→ Exercise details
Set down the records exactly as they stand, except for any pictures, which you should omit.

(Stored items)

►

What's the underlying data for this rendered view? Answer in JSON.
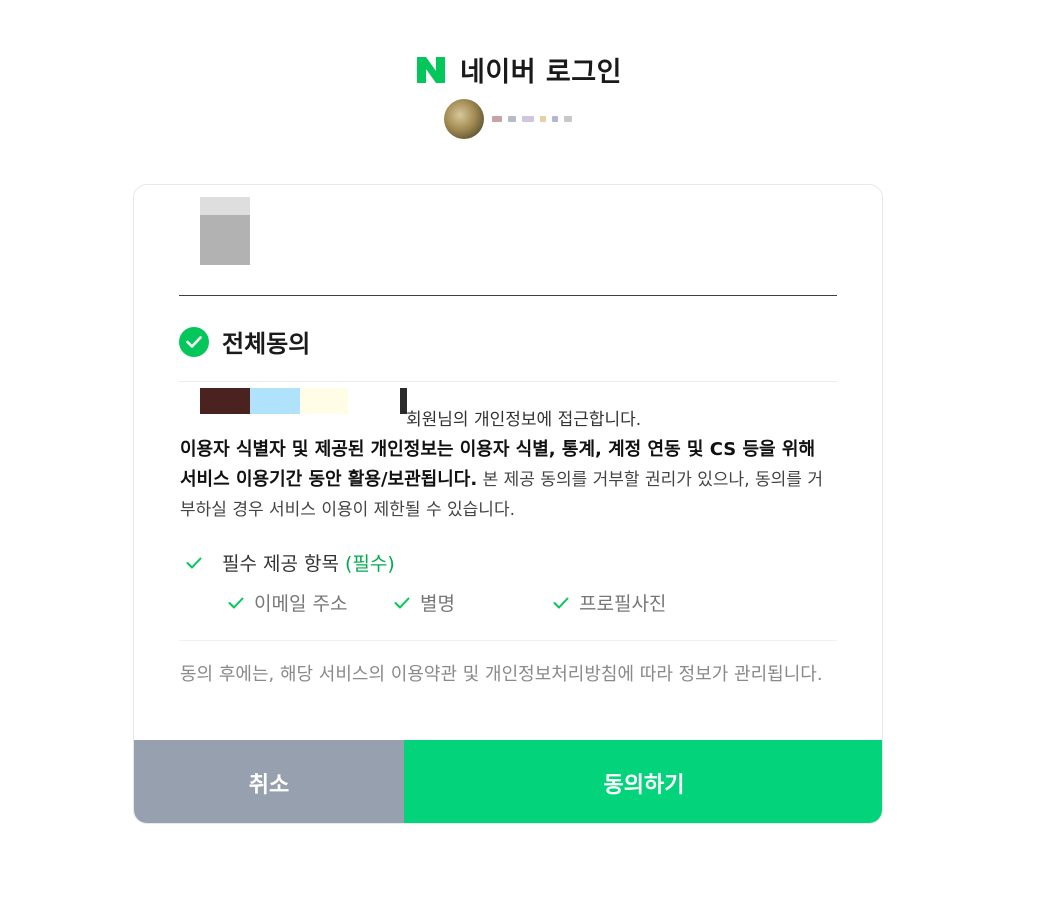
{
  "header": {
    "title": "네이버 로그인",
    "logo_color": "#03c75a"
  },
  "consent": {
    "agree_all_label": "전체동의",
    "intro_text": "회원님의 개인정보에 접근합니다.",
    "bold_text": "이용자 식별자 및 제공된 개인정보는 이용자 식별, 통계, 계정 연동 및 CS 등을 위해 서비스 이용기간 동안 활용/보관됩니다.",
    "rest_text": " 본 제공 동의를 거부할 권리가 있으나, 동의를 거부하실 경우 서비스 이용이 제한될 수 있습니다.",
    "required_label": "필수 제공 항목",
    "required_tag": "(필수)",
    "items": [
      "이메일 주소",
      "별명",
      "프로필사진"
    ],
    "footer_note": "동의 후에는, 해당 서비스의 이용약관 및 개인정보처리방침에 따라 정보가 관리됩니다."
  },
  "buttons": {
    "cancel_label": "취소",
    "agree_label": "동의하기"
  },
  "colors": {
    "accent": "#03c75a",
    "agree_button": "#03d47c",
    "cancel_button": "#97a0af"
  }
}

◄

→ Result for this task
What's the underlying data for this rendered view? Answer in JSON.
{
  "header": {
    "title": "네이버 로그인",
    "logo_color": "#03c75a"
  },
  "consent": {
    "agree_all_label": "전체동의",
    "intro_text": "회원님의 개인정보에 접근합니다.",
    "bold_text": "이용자 식별자 및 제공된 개인정보는 이용자 식별, 통계, 계정 연동 및 CS 등을 위해 서비스 이용기간 동안 활용/보관됩니다.",
    "rest_text": " 본 제공 동의를 거부할 권리가 있으나, 동의를 거부하실 경우 서비스 이용이 제한될 수 있습니다.",
    "required_label": "필수 제공 항목",
    "required_tag": "(필수)",
    "items": [
      "이메일 주소",
      "별명",
      "프로필사진"
    ],
    "footer_note": "동의 후에는, 해당 서비스의 이용약관 및 개인정보처리방침에 따라 정보가 관리됩니다."
  },
  "buttons": {
    "cancel_label": "취소",
    "agree_label": "동의하기"
  },
  "colors": {
    "accent": "#03c75a",
    "agree_button": "#03d47c",
    "cancel_button": "#97a0af"
  }
}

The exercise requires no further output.